++++ STORED DATA
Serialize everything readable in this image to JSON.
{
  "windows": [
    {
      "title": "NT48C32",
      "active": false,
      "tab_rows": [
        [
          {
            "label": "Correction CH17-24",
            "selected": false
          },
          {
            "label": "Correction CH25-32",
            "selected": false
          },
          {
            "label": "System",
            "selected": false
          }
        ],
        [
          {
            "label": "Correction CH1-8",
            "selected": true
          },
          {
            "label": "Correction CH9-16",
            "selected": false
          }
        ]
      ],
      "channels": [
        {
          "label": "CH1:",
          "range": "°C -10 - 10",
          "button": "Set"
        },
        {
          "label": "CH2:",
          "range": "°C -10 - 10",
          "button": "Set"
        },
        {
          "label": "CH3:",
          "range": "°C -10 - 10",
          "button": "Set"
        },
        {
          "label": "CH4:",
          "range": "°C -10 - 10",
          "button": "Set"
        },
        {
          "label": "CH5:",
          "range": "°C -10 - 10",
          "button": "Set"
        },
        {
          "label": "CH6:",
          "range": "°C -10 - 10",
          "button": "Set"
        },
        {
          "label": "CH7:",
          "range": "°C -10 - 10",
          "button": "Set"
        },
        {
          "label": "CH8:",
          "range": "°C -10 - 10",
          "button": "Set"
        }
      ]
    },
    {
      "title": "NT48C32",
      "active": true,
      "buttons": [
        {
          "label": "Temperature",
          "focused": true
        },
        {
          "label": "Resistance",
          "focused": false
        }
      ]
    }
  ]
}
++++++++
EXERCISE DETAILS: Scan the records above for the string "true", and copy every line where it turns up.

ANSWER SPACE:
            "selected": true
      "active": true,
          "focused": true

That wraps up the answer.